State how many lines of the data below hold the string "title", giving nothing but the number.

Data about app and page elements
----

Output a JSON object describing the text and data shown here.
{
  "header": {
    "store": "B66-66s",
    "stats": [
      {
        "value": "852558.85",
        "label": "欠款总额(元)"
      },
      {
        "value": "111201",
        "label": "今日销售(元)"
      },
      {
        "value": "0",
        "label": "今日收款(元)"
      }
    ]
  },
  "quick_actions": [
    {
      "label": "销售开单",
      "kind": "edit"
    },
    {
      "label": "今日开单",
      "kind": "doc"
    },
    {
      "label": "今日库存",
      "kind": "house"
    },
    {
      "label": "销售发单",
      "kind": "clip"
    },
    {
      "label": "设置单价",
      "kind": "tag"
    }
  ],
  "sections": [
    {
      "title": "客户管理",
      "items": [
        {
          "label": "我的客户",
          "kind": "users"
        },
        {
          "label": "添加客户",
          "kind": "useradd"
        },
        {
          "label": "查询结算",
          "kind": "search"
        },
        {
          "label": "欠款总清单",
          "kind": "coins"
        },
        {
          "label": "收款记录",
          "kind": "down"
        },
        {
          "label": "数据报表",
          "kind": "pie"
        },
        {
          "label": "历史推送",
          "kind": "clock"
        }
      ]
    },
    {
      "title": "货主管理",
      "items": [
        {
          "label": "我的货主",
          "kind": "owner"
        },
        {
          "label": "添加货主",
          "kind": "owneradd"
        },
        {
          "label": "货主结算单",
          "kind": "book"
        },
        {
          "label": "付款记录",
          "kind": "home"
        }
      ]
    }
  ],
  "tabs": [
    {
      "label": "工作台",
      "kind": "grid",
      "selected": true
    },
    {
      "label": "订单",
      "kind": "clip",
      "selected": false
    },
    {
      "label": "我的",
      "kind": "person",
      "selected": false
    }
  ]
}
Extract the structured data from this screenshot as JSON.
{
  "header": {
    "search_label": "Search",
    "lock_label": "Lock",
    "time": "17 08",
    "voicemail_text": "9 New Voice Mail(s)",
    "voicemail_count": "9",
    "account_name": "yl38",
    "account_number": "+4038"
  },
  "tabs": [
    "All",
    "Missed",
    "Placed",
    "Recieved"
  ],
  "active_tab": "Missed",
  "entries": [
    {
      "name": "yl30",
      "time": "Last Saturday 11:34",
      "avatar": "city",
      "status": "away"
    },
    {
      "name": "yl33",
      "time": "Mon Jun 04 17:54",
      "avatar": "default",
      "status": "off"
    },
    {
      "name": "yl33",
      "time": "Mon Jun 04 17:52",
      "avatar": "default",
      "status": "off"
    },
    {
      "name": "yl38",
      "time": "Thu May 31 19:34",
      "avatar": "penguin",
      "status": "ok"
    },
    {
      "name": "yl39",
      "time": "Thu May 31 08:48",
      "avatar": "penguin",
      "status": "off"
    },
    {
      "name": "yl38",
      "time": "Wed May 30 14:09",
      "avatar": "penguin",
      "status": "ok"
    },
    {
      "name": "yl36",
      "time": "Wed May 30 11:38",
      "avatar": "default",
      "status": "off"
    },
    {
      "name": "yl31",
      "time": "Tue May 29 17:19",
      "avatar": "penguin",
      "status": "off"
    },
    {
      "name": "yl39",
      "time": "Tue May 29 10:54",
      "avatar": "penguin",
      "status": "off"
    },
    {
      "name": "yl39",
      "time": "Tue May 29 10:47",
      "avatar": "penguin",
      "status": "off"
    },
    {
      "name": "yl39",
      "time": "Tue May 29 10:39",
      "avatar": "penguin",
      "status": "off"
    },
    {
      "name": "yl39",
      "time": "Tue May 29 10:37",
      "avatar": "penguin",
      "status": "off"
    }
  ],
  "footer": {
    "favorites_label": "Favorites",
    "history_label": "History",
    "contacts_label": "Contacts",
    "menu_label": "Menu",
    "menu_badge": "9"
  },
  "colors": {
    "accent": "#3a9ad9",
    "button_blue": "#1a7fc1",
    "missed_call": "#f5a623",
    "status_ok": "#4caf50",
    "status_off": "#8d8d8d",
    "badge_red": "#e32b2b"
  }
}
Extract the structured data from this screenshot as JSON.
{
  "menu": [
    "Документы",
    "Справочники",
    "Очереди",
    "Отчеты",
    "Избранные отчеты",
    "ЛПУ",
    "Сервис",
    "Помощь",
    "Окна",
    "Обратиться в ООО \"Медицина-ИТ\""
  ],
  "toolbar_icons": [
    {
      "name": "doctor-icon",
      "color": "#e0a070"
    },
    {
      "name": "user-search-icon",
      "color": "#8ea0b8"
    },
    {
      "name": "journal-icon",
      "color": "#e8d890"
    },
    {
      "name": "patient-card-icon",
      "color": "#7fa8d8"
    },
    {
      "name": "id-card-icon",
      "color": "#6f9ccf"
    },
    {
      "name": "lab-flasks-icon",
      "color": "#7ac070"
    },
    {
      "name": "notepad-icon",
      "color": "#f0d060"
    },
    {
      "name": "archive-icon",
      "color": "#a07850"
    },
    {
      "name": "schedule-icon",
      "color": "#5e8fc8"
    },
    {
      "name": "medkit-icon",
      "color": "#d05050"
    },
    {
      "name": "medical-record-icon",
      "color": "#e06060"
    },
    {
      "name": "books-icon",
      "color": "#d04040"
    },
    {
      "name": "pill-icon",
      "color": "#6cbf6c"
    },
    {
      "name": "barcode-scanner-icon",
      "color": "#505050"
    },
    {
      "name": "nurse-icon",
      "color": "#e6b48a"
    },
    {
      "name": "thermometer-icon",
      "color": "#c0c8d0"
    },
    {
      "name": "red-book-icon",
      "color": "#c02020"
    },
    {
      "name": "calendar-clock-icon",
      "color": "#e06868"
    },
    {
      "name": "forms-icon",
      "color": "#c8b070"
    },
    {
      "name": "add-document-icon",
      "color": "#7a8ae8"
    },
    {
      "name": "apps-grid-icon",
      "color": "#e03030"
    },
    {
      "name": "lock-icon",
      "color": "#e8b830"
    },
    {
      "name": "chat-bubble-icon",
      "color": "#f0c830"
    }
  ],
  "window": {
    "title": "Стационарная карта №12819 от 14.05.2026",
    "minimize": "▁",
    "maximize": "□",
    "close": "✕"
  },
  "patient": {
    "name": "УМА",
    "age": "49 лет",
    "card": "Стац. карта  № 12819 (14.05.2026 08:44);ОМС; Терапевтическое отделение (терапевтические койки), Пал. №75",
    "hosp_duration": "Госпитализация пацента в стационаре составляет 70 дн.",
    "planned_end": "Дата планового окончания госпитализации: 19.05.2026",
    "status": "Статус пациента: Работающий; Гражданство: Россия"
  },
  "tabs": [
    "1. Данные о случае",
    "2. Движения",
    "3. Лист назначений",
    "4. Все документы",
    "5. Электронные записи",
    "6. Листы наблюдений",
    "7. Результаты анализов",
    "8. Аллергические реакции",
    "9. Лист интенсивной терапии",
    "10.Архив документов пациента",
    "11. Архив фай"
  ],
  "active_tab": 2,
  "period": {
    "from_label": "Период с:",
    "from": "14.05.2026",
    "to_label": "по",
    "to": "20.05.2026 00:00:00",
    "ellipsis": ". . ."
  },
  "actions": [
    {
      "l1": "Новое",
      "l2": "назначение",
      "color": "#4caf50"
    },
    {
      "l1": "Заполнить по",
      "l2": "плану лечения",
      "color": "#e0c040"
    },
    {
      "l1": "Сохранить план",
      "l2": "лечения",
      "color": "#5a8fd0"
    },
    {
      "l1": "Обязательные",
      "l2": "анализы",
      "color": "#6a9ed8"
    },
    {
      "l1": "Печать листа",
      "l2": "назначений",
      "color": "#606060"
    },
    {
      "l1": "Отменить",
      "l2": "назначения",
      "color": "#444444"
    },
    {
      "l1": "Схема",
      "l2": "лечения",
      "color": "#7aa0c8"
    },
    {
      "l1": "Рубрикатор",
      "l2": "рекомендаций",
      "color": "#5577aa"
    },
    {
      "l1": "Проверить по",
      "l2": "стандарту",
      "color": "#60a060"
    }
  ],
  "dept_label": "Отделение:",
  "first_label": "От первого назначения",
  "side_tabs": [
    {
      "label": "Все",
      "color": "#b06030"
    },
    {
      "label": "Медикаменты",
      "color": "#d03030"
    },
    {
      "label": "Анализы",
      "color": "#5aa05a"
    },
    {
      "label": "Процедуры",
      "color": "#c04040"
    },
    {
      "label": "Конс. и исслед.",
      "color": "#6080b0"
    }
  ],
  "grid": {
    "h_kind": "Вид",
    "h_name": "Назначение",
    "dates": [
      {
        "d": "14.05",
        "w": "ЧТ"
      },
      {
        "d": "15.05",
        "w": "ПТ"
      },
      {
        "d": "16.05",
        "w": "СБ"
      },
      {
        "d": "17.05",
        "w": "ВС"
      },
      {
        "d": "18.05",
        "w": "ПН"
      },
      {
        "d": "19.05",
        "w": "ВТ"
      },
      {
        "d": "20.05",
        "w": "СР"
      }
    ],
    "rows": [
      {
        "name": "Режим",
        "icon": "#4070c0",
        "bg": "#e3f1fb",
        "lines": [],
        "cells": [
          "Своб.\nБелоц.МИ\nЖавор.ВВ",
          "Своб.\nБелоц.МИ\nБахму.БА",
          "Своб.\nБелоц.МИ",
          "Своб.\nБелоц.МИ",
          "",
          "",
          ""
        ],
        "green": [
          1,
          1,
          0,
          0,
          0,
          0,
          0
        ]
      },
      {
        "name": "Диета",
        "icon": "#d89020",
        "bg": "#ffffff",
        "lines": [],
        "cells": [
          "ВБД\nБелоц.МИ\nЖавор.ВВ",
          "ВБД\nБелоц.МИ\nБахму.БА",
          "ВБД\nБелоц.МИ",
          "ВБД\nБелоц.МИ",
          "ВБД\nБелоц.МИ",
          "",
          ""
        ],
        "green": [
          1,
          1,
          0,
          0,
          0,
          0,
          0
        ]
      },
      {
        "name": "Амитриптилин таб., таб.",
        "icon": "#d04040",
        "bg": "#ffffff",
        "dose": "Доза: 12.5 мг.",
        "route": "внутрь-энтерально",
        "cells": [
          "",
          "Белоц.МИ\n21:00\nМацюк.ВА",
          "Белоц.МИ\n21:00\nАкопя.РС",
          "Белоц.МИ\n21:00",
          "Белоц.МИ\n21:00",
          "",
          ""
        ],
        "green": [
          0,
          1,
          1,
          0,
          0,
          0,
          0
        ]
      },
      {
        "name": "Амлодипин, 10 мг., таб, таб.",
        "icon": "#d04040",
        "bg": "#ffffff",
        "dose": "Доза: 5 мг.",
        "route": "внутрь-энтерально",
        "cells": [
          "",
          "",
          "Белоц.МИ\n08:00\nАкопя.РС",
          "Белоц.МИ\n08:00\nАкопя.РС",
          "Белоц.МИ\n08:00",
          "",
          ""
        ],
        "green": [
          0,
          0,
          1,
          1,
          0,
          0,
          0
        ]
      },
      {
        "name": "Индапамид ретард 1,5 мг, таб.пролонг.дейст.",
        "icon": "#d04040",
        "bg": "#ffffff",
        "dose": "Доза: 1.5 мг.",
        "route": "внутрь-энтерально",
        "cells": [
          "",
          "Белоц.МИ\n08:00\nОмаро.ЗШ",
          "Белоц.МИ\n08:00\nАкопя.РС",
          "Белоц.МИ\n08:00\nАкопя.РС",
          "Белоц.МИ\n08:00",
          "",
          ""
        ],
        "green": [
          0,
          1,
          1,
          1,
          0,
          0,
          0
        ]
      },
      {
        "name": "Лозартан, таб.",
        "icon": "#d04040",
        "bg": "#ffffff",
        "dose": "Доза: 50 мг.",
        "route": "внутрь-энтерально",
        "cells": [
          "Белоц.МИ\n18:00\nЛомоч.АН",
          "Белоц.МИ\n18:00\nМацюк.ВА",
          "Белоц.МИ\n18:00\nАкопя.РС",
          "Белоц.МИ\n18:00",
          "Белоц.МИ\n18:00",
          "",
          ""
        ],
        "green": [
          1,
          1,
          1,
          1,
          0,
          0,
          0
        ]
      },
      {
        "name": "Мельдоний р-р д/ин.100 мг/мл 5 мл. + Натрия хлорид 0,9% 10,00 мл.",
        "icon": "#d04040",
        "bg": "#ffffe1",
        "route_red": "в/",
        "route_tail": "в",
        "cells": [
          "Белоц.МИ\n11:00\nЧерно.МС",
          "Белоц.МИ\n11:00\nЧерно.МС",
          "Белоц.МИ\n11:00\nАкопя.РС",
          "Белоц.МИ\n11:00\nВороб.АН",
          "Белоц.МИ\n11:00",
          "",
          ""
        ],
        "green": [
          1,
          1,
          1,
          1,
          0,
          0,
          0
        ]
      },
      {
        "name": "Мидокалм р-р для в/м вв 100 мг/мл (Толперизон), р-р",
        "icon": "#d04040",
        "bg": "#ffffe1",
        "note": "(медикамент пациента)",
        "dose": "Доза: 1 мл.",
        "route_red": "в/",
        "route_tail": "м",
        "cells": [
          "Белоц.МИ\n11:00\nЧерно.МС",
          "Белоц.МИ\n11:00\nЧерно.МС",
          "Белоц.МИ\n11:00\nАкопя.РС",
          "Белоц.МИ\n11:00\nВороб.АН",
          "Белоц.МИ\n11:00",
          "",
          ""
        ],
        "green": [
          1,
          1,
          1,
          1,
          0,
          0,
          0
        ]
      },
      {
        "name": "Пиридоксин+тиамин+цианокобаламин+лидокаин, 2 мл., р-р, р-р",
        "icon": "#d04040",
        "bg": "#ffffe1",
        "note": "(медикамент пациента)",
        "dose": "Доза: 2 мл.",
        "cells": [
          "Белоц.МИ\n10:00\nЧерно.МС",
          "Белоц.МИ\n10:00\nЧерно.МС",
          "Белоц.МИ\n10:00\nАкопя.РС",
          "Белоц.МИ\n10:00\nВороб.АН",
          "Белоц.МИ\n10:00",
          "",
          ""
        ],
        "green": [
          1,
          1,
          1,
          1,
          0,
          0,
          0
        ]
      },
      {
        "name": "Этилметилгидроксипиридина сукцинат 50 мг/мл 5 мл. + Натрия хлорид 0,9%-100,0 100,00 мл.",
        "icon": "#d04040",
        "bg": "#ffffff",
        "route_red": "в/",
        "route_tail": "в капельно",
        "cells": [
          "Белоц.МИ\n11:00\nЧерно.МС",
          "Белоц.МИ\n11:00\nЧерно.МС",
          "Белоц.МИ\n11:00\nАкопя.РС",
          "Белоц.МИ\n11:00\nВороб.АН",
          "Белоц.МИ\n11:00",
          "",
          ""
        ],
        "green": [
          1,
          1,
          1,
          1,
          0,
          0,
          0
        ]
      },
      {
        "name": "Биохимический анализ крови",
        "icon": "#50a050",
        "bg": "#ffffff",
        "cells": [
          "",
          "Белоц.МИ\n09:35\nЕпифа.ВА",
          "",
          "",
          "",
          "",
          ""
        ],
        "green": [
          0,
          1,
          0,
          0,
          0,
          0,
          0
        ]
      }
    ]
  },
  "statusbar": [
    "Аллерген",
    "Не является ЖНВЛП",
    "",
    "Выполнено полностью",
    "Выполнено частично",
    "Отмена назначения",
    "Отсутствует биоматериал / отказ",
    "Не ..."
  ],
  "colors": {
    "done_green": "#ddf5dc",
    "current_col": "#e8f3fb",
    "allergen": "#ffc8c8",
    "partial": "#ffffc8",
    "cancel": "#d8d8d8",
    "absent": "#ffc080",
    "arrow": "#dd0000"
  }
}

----

[PROBLEM SOLUTION]:
3